Latest Milton Friedman Items
In this thin volume, Daniel J. Flynn tells of an era that, if not exactly prelapsarian, was a time when a fair number of regular, walking-around Americans showed interest in the intellectual tradition of the West, and a small number of artists and thinkers catered to this desire for knowledge
America is a nation on the brink. The 2012 presidential election will not be between two candi- dates so much as between two ideas. Will Americans once again embrace the principles of limited government, individual liberty and free-market capitalism that made us great, or will we follow President Obama's path of growing statism that leads to European-style socialism?
"The greatest advances of civilization, whether in architecture or painting, in science and literature, in industry or agriculture, have never come from centralized government.- Milton Friedman
"One of the great mistakes," Nobel Prize-winning economist Milton Friedman once remarked, "is to judge policies and programs by their intentions rather than their results." But that "great mistake" is exactly what the Obama campaign hopes Americans will make come November 2012.
President Obama recently compared the Tea Party to the Occupy Wall Street protests, telling ABC News' Jake Tapper, "in some ways they're not that different." We beg to differ. The Tea Party and the protesters are almost exact opposites.

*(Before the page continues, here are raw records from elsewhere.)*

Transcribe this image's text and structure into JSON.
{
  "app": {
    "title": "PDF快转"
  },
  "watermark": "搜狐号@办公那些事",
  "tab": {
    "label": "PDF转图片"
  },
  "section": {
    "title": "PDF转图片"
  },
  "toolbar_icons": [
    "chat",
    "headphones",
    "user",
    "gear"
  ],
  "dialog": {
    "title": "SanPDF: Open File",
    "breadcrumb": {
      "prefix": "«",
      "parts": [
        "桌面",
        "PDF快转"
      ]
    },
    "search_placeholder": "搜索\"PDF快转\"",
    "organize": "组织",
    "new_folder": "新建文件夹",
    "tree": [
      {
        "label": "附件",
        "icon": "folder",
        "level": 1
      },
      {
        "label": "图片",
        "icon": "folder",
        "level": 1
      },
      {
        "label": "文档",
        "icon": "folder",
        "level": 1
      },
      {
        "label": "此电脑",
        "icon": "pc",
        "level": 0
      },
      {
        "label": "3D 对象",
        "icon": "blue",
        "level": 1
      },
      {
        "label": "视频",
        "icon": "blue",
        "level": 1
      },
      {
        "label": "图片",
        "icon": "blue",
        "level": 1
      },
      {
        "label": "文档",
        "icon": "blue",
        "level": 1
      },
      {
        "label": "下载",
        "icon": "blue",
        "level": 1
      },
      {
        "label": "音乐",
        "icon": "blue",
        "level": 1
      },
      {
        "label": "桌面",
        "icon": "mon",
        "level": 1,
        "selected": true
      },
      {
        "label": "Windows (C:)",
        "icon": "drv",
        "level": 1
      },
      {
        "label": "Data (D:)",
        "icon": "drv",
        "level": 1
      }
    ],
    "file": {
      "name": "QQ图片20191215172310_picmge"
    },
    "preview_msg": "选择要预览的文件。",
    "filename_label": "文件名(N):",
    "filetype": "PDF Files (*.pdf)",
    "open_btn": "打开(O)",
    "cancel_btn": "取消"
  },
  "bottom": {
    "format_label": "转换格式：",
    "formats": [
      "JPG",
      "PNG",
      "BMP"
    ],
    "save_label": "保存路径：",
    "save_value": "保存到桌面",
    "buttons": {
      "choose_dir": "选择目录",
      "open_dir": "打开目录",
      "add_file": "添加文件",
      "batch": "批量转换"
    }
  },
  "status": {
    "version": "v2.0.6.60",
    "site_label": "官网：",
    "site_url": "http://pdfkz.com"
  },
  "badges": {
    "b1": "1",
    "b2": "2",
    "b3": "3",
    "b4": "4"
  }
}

If only we had followed his recommendations, the United States and the rest of the world would not be in the present mess. On Oct. 26, the world lost one of its wisest, most competent and principled economists, William Niskanen. Bill did his undergraduate work at Harvard and earned a doctorate from the University of Chicago, where he studied under Milton Friedman. He then taught at a couple of leading universities, was a high-level official at the Office of Management and Budget and the Defense Department, served as chief economist of the Ford Motor Co., was a member and, ultimately, head of President Reagan's Council of Economic Advisers and finally, served for more than two decades as the chairman of the Cato Institute.
The Duke of Windsor (no relation) once said that what impressed him most about America was the way parents obey their children. To the extent that they do, it is because, in the land of opportunity, the future matters more than the present. And, of course, the children are our future.
There is a problem brewing in the House of Representatives of which most conservatives in and outside Congress are largely unaware. It has to do with H.J. Res. 1 - the balanced budget amendment - soon to be voted on per the debt-ceiling "deal" struck by Congress and the president. While H.J. Res. 1 is a solid first effort - and we have urged support for it as a symbolic vote - it is possibly fatally flawed and should be revised.
Despite the incredible progress made in China over the years, John Lee is perfectly right to be troubled by the rampant cronyism that has become a staple of the Chinese economy ("China's state-owned billionaires," Commentary, Friday).